In deciding for whom to vote in an election, it is important to not only consider the candidates’ views on the issues, but also their character and moral integrity. As Saint Thomas More says in the famous play “A Man for All Seasons,” “When statesmen ignore their moral consciences, they send themselves and their countries straight to hell.”

In the Leavenworth Times on Aug. 9, there was a letter by Byron Maduska about Jermaine Wilson, a candidate for the upcoming City Commission election in November 2017. Now, in the interests of full disclosure, I should say that I am good friends with Mr. Maduska. We disagree on many political issues, but I have always found him to be a caring person and a person of integrity. For example, several summers back, the air conditioning in my apartment broke down right in the middle of a heat wave with temperatures over 100 degrees. I was going to tough it out, but Mr. Maduska told me that to do so would be dangerous. He put me up in his house until I could get and install a new air conditioner. Also, several years back, a young policewoman lost her job unexpectedly. Mr. Maduska checked around several local police departments and called to tell me several that were hiring.

In his letter, Mr. Maduska noted that Mr. Wilson had served time in jail, and asked whether he had the necessary character and values to be on the City Commission. I have worked on issues of crime and violence for more than four decades, and there definitely are some people who have been to prison who should never be allowed to serve in public office. So it was quite legitimate for Mr. Maduska to raise this issue.

However, I have also done prison ministry for 24 years, so I know first-hand some people who have been to prison who have been able to turn their lives around and become productive members of the community. 

In my chosen field of terrorism, we have a saying, “The best counter-terrorist is an ex-terrorist.” In big cities all over the country, police departments have been aided in their fight against gang violence by ex-gang members who have been to prison and, as the saying goes, “got religion.”

In his letter to the Times on Aug. 10, Mr. Wilson answered many of the questions raised by Mr. Maduska’s letter, so I am glad that he wrote this letter. But in talking to people around Leavenworth, a lot of people still have questions. So let me respectfully suggest to Mr. Wilson that some time soon he hold a public forum where he can make his case for why he feels that his past is no barrier to him doing an effective job as city commissioner, and then take questions from the residents of Leavenworth.
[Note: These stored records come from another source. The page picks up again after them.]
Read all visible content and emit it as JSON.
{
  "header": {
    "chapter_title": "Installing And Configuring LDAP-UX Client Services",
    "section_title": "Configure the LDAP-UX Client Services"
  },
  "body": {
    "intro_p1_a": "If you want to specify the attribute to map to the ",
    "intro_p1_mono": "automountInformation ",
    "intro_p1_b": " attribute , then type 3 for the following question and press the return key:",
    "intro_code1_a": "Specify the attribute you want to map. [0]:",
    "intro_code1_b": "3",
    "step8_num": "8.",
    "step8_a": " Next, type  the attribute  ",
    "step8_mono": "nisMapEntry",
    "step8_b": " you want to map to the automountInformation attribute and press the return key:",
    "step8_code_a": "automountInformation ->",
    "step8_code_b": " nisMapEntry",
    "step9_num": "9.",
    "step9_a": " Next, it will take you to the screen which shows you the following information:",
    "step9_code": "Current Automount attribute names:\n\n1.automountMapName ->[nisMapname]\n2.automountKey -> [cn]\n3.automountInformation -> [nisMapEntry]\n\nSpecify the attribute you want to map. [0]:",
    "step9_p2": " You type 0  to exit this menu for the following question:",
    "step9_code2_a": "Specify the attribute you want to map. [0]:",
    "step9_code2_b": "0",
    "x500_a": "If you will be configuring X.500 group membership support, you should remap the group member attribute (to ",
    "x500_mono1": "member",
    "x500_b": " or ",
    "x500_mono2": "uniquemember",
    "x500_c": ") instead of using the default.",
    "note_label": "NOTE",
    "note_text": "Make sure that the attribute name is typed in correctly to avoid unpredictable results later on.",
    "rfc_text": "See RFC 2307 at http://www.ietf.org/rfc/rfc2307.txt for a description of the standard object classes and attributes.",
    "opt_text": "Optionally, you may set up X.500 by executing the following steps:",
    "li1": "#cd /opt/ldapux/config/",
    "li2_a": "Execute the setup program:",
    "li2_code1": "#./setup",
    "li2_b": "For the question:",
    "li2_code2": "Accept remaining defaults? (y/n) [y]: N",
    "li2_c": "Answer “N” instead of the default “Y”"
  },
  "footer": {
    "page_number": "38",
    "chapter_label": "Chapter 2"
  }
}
My model for such a forum is an event that took place in the 1960 election. John Kennedy, a Catholic, was running for president, and a Catholic had never been president of the United States. Many people were hesitant to vote for Kennedy because of his faith. So Kennedy went before a meeting of Baptist ministers to explain why his faith would not be a barrier to him doing his duties as president. He was quite successful in his efforts, and he went on to win the 1960 election.  

Finally, I want to thank the Leavenworth Times for enabling the city to have a public discussion of this issue. It is never healthy in a democratic society for issues to be discussed in secrecy.

Ernest Evans is a Leavenworth Times columnist.